“Boom, it was like you were in the movie” my friend exclaimed. So I asked him: “are you going to get one?” “No” he said, “who needs that?”
3D TV is in the novelty stage. That’s where people who have the latest and greatest gadgets scarf things up regardless of cost. These people are “Early adopters” according to the Technology adoption lifecycle. 3D TV may never make it to the stage of being an ‘early majority,’ lots of people may consider it too much work to own one. You have to wear glasses, keep the glasses charged, buy the 3D channels, etc. Others just aren’t that impressed with television. The guys who study this stuff would call those people Laggards, but I think ‘laggards’ can only be applied to technology that is generally considered to be a necessity. If I don’t want a 3D TV, I’m not a laggard.
Those of us who work in the world of high-tech computer stuff think of Geoffrey Moore when we hear the term early adopter. I heard Mr. Moore speak once, and he explained how it’s sometimes hard to “move the market” from the early adopters to an early majority. That problem is the basis for his book “Crossing the Chasm.” But, it turns out that the technology adoption work started way before computer technology was looking for adopters or majorities. This body of work started in the late 1950’s at Iowa State University and it was focused on the adoption of hybrid seed corn by farmers – who knew? OK, I’m sure my brother knew. He attended ISU, he taught history in Ames, IA and he generally knows stuff like this.
If I were to try and explain “Crossing the Chasm” to him, he would probably say “that sounds like some work they did here back in the 50’s” and then I would sigh and quietly admonish myself for not paying enough attention to history.
Depending on the technology, I move between the early and late majority groups. I was an early adopter of personal computer technology when my job required it and my employer was paying for it. By the mid 1990’s, we pulled back to the safer, cheaper, early majority because we no longer needed the latest and greatest thing. The thing we had was still good enough when those new things were hitting the shelves. As for TVs, I doubt we will ever have a 3D TV in our house. First off, my wife is blind in one eye so the whole 3D thing really doesn’t work for her. Second, I’m one of the laggards who isn’t all that impressed with TV programs today. Oddly enough, we probably won’t ever adopt hybrid corn either. My wife prefers to grow heirloom varieties in her vegetable garden.
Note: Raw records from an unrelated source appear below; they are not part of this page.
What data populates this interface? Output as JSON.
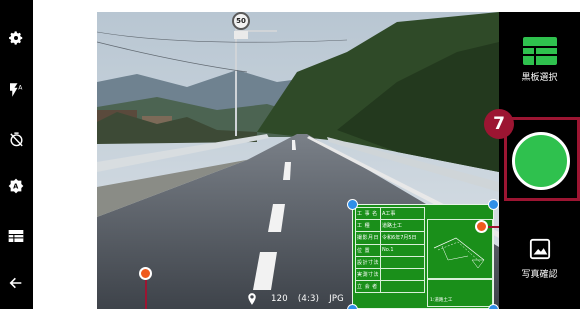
{
  "left_toolbar": {
    "icons": [
      "settings-icon",
      "flash-auto-icon",
      "timer-off-icon",
      "auto-mode-icon",
      "blackboard-icon",
      "back-arrow-icon"
    ]
  },
  "camera": {
    "speed_sign": "50",
    "info": {
      "location_icon": "location-pin-icon",
      "resolution": "120",
      "aspect": "(4:3)",
      "format": "JPG"
    }
  },
  "board": {
    "rows": [
      {
        "key": "工 事 名",
        "value": "A工事"
      },
      {
        "key": "工 種",
        "value": "道路土工"
      },
      {
        "key": "撮影月日",
        "value": "令和6年7月5日"
      },
      {
        "key": "位 置",
        "value": "No.1"
      },
      {
        "key": "設計寸法",
        "value": ""
      },
      {
        "key": "実測寸法",
        "value": ""
      },
      {
        "key": "立 会 者",
        "value": ""
      }
    ],
    "note": "1:道路土工"
  },
  "right_panel": {
    "board_select_label": "黒板選択",
    "photo_check_label": "写真確認"
  },
  "callouts": {
    "number": "7"
  },
  "colors": {
    "accent_green": "#2fc14e",
    "board_green": "#1a8f1a",
    "callout_red": "#9c1532",
    "handle_blue": "#2f8fe8",
    "marker_orange": "#ef5a1e"
  }
}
My wife had a shot at being an early adopter of Cell Phones though. I bought her a bag-phone back in 1989. I wanted her to have it because there were no pay phones on the route she drove taking our daughter to school. Still, she wasn’t yacking up a storm at 15¢ a minute. The phone was a necessity, but only during emergencies. I didn’t buy a cell phone for many years after she had one, but when cell phones became Smart Phones, I zoomed passed her on the adoption curve.
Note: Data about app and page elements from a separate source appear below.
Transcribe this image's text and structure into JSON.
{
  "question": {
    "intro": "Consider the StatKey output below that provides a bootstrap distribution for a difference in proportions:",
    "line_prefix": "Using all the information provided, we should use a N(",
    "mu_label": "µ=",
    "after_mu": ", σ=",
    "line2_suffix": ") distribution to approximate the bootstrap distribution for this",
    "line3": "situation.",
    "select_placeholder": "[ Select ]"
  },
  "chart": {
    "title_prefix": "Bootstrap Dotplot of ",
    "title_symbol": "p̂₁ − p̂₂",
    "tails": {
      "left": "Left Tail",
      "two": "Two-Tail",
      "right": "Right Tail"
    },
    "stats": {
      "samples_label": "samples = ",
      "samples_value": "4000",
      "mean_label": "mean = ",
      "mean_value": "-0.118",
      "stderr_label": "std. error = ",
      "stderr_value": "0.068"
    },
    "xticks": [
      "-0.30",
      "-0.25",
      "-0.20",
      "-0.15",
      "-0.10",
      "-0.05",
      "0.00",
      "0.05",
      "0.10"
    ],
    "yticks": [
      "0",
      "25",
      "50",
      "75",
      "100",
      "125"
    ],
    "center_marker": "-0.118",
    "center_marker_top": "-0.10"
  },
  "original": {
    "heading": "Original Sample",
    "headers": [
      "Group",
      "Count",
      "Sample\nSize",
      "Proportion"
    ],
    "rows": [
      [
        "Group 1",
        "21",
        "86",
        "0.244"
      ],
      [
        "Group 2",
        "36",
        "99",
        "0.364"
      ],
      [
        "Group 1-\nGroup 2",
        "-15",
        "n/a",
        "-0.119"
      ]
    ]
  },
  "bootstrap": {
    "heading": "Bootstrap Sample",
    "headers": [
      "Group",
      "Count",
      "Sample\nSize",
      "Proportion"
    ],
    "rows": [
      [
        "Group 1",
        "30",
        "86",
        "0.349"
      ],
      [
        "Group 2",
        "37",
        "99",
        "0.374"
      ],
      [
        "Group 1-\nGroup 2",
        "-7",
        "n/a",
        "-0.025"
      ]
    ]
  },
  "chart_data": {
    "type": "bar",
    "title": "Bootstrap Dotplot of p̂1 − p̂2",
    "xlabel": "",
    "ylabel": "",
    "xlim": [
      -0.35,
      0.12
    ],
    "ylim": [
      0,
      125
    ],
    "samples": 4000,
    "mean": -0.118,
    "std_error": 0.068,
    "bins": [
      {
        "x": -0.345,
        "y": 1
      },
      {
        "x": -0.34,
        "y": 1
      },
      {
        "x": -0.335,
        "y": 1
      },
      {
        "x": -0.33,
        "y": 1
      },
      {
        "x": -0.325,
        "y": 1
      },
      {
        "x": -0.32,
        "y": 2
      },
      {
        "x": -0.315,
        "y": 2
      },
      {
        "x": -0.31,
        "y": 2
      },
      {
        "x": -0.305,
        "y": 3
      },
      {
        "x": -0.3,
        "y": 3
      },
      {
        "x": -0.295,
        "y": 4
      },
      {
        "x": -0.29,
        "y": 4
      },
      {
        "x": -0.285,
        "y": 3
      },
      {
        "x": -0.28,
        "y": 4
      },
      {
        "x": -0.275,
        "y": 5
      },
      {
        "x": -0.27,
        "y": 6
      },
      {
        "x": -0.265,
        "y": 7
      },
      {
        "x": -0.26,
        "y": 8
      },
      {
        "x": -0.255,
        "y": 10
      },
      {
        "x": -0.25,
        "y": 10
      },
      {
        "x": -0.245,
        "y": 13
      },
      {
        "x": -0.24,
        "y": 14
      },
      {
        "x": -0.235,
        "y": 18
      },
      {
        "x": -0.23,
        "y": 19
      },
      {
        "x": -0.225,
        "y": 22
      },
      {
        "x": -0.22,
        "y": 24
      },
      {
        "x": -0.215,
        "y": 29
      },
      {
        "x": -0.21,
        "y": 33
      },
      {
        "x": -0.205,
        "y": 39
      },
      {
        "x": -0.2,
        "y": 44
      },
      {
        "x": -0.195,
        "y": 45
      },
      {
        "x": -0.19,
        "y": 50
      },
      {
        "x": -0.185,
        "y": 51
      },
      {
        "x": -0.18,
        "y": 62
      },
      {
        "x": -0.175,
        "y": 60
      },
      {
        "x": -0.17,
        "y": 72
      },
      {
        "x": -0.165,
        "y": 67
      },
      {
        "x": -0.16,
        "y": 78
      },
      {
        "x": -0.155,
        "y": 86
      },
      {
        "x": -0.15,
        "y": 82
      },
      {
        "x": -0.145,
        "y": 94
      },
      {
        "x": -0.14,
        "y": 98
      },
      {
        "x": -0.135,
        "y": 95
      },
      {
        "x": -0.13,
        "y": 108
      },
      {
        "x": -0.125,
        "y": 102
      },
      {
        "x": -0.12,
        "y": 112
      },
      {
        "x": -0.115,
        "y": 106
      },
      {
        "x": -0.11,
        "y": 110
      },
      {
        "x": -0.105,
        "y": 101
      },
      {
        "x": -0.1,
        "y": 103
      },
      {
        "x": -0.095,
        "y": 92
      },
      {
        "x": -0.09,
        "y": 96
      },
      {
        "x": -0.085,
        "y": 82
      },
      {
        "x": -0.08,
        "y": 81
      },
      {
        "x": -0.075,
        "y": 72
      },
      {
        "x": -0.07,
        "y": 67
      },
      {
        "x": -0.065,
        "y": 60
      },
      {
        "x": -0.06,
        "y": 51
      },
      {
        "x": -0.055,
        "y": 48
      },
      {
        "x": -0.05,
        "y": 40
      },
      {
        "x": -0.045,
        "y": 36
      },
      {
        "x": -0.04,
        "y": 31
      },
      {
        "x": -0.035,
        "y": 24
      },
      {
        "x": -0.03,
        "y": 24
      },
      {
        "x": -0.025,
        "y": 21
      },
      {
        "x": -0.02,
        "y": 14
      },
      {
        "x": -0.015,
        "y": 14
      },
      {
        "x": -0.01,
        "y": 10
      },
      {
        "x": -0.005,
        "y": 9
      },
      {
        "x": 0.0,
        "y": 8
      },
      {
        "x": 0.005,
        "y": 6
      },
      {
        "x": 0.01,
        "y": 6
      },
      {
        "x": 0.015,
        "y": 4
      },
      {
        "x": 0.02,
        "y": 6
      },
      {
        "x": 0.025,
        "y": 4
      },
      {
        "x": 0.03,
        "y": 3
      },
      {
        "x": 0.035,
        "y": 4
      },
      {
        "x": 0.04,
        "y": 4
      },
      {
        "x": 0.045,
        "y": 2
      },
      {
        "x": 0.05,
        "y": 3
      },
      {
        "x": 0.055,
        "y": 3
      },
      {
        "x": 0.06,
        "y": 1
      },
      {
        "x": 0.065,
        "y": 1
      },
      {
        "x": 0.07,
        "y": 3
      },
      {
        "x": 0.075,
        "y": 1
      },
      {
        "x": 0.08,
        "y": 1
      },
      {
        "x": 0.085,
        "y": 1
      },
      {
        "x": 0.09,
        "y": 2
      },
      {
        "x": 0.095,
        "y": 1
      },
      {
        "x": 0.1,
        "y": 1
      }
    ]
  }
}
I have a theory that all this talk about patterns of adoption, who leaps and who lags blurs a critical element related to technology. Technology adoption (as judged by sales) spikes artificially in some cases because you have to have more than one of a particular technology. Computers have reached that point (it’s virtually impossible to fix a PC without having a 2nd PC handy), and apparently, so has Internet access.
Last week, when I was trying to restore my Internet access, both service providers (COX and AT&T) assumed that I had Internet access. When I called COX for technical support with my Internet access, they suggested I try the support forum on their website. When I called AT&T for help with my Air Card, they directed me to their website to download new drivers. When I said: “my other Internet connection is also broken” both service reps suggested that I fix that one and then call them back. Actually, I guess that’s not too different than corn. I don’t think you can grow hybrid corn from hybrid corn; you need other corn to create hybrid seed corn.
Perhaps someday we’ll get to the point where, in order to fix your 3D TV you’ll need to put on the glasses and tune a 2nd 3D TV to a special station where an actor will demonstrate the required steps. If we reach that point 3D TV will have become a necessity, but seriously, who needs that?